What the task requires:
All pictures must be dropped, while the entries are given again word for word.

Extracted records
---

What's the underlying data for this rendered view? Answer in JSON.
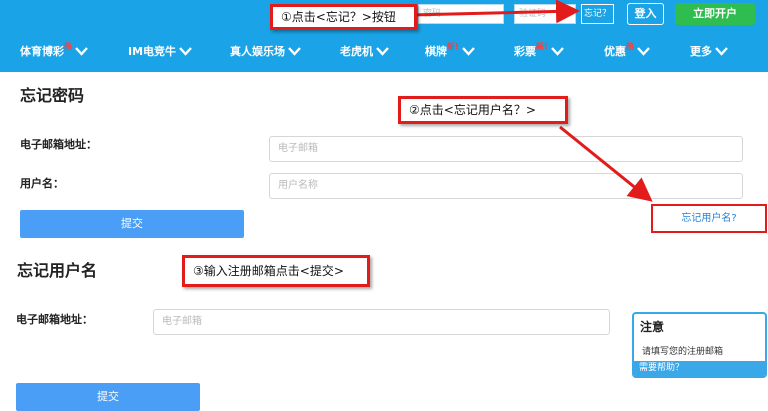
{
  "topbar": {
    "password_placeholder": "密码",
    "captcha_placeholder": "验证码",
    "forgot_link": "忘记？",
    "login_button": "登入",
    "register_button": "立即开户"
  },
  "nav": {
    "items": [
      {
        "label": "体育博彩",
        "hot": "热"
      },
      {
        "label": "IM电竞牛",
        "hot": ""
      },
      {
        "label": "真人娱乐场",
        "hot": ""
      },
      {
        "label": "老虎机",
        "hot": ""
      },
      {
        "label": "棋牌",
        "hot": "新!"
      },
      {
        "label": "彩票",
        "hot": "新!"
      },
      {
        "label": "优惠",
        "hot": "热"
      },
      {
        "label": "更多",
        "hot": ""
      }
    ]
  },
  "forgot_password": {
    "title": "忘记密码",
    "email_label": "电子邮箱地址：",
    "email_placeholder": "电子邮箱",
    "username_label": "用户名：",
    "username_placeholder": "用户名称",
    "submit_label": "提交",
    "forgot_username_link": "忘记用户名?"
  },
  "forgot_username": {
    "title": "忘记用户名",
    "email_label": "电子邮箱地址：",
    "email_placeholder": "电子邮箱",
    "submit_label": "提交"
  },
  "notice": {
    "title": "注意",
    "body": "请填写您的注册邮箱",
    "help": "需要帮助？"
  },
  "annotations": {
    "step1": "①点击<忘记？>按钮",
    "step2": "②点击<忘记用户名？>",
    "step3": "③输入注册邮箱点击<提交>"
  },
  "colors": {
    "header_blue": "#1aa3e6",
    "button_blue": "#4a9ef5",
    "register_green": "#2ebd4e",
    "annotation_red": "#e21b1b"
  }
}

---

Output of the exercise:
What's the underlying data for this rendered view? Answer in JSON.
{
  "topbar": {
    "password_placeholder": "密码",
    "captcha_placeholder": "验证码",
    "forgot_link": "忘记？",
    "login_button": "登入",
    "register_button": "立即开户"
  },
  "nav": {
    "items": [
      {
        "label": "体育博彩",
        "hot": "热"
      },
      {
        "label": "IM电竞牛",
        "hot": ""
      },
      {
        "label": "真人娱乐场",
        "hot": ""
      },
      {
        "label": "老虎机",
        "hot": ""
      },
      {
        "label": "棋牌",
        "hot": "新!"
      },
      {
        "label": "彩票",
        "hot": "新!"
      },
      {
        "label": "优惠",
        "hot": "热"
      },
      {
        "label": "更多",
        "hot": ""
      }
    ]
  },
  "forgot_password": {
    "title": "忘记密码",
    "email_label": "电子邮箱地址：",
    "email_placeholder": "电子邮箱",
    "username_label": "用户名：",
    "username_placeholder": "用户名称",
    "submit_label": "提交",
    "forgot_username_link": "忘记用户名?"
  },
  "forgot_username": {
    "title": "忘记用户名",
    "email_label": "电子邮箱地址：",
    "email_placeholder": "电子邮箱",
    "submit_label": "提交"
  },
  "notice": {
    "title": "注意",
    "body": "请填写您的注册邮箱",
    "help": "需要帮助？"
  },
  "annotations": {
    "step1": "①点击<忘记？>按钮",
    "step2": "②点击<忘记用户名？>",
    "step3": "③输入注册邮箱点击<提交>"
  },
  "colors": {
    "header_blue": "#1aa3e6",
    "button_blue": "#4a9ef5",
    "register_green": "#2ebd4e",
    "annotation_red": "#e21b1b"
  }
}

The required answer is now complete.